In this post and the futures we’ll discuss about them and the particular function that they have in the synergic life garden.
Today I want to present you Oedemeridae.
The family Oedemeridae is a cosmopolitan group of beetles commonly known as pollen-feeding beetles. There are some 100 genera and 1,500 species in the family, mostly associated with rotting wood as larvae, though adults are quite common on flowers.
Oedemeridae may be defined as slender, soft-bodied beetles of medium size found mostly on flowers and foliage. The head lacks a narrow neck, the antennae are long and filiform, the pronotum lacks lateral edges and is much narrower than elytra, the tarsi are heteromerous with bilobed penultimate segment, the procoxal cavities are open behind and the procoxae are conical and contiguous.*
The larvae of most genera are xylophagous, boring tunnels in spongy, damp wood in an advanced state of decomposition; thus they have little economic importance, with the exception of one species, the “wharf borer” (Nacerdes melanura), that is ever known to attain pest status, as its larvae bore into wet wood in coastal areas; larvae can also bore into wood located in the tidal zone so at times are submerged by seawater, and can damage docks, wharves, and pilings. Larvae of the genera Oedemeraand Stenostoma develop in dead stems of herbaceous plants.
Adults contain the toxic cantharidin in their corporal fluids as a defensive mechanism; several species show brilliant and metallic blue, green, gold or coppery, often combined with yellow, orange or red, aposematic colourations. In temperate regions, adults are mainly polyphagous pollen and nectar-feeding, and diurnal in activity.

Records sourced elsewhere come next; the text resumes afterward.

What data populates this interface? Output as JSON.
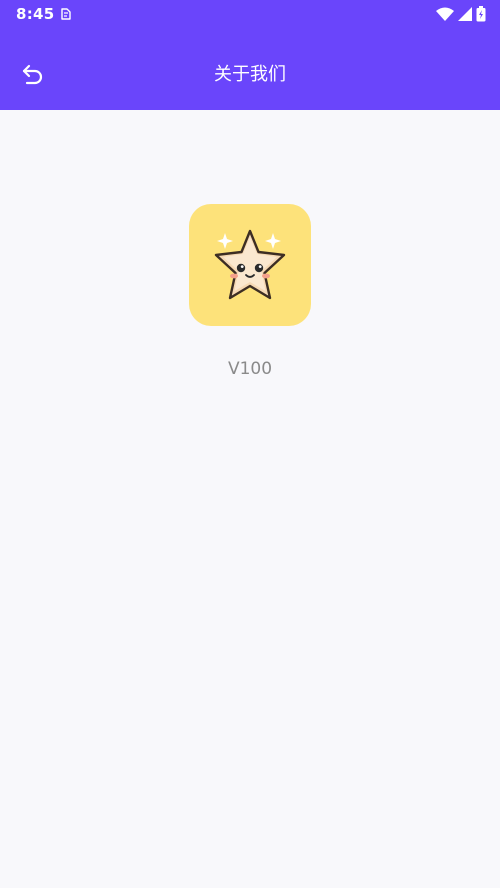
{
  "status_bar": {
    "time": "8:45",
    "icons": [
      "notification-icon",
      "wifi-icon",
      "signal-icon",
      "battery-icon"
    ]
  },
  "header": {
    "title": "关于我们",
    "back_icon": "back-arrow-icon"
  },
  "about": {
    "app_icon": "star-mascot-icon",
    "version": "V100"
  },
  "colors": {
    "primary": "#6a45fb",
    "background": "#f8f8fb",
    "icon_background": "#fde27a",
    "version_text": "#8a8a8a"
  }
}
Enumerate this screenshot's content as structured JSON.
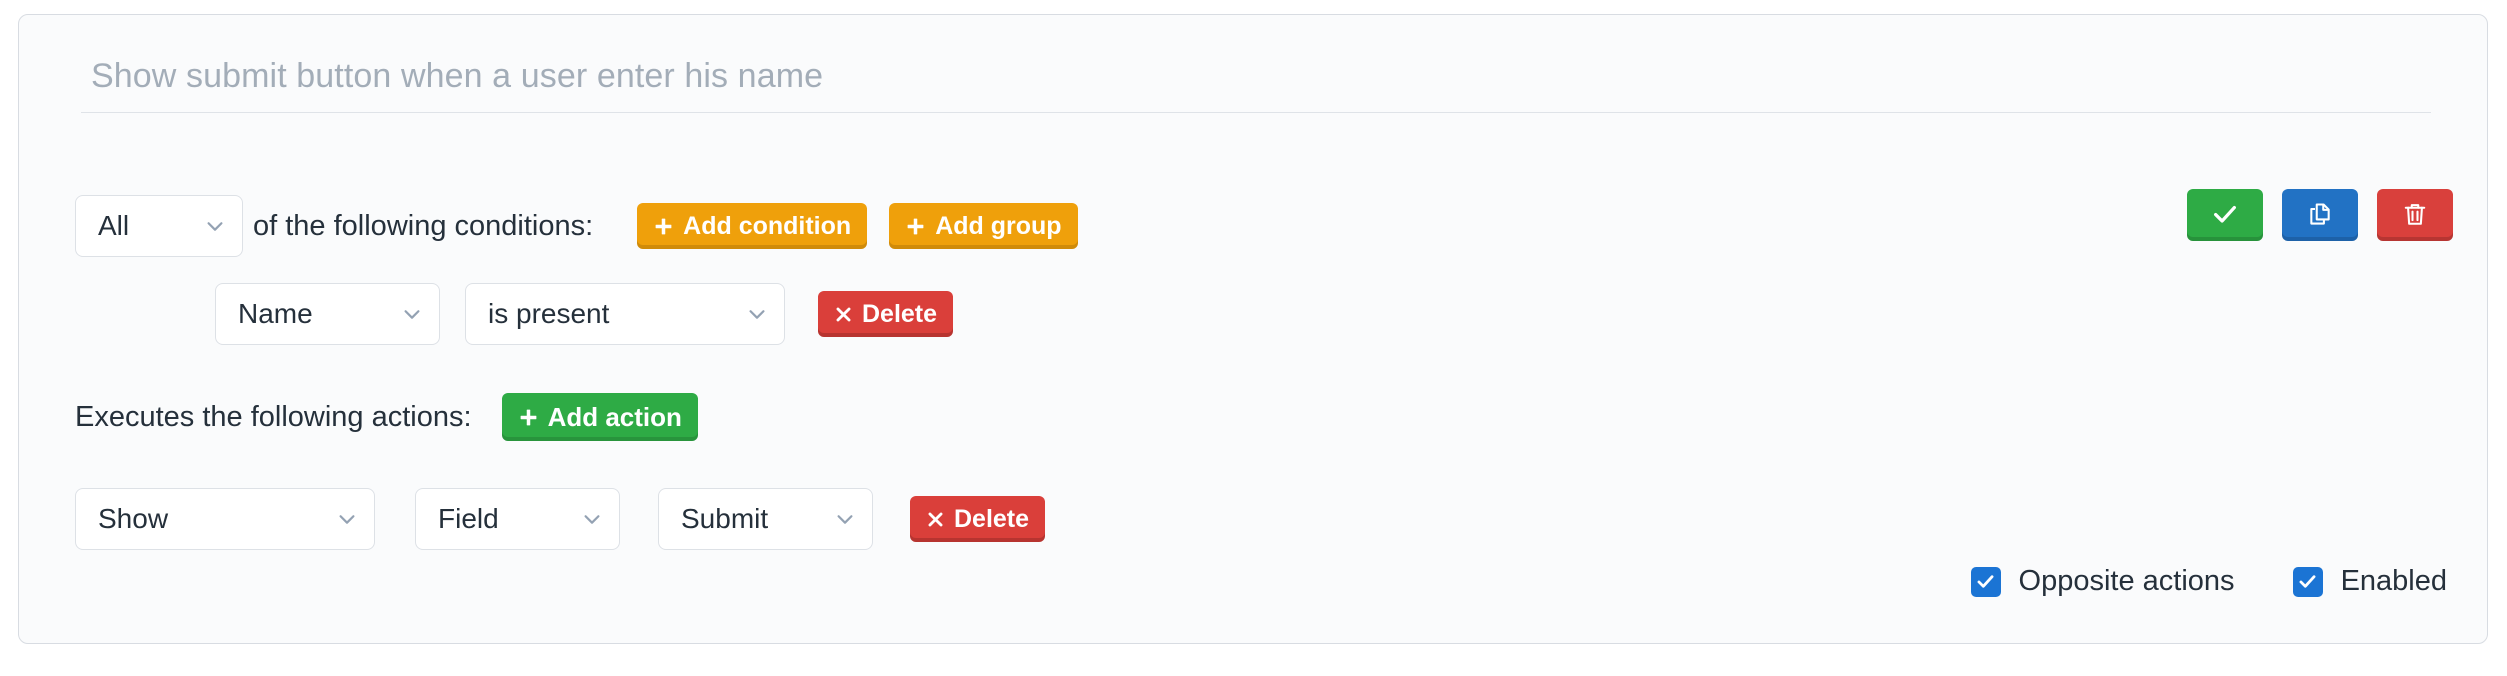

In tropical areas, most are nocturnal and are attracted to light.
*The pictures are taken from our organic garden!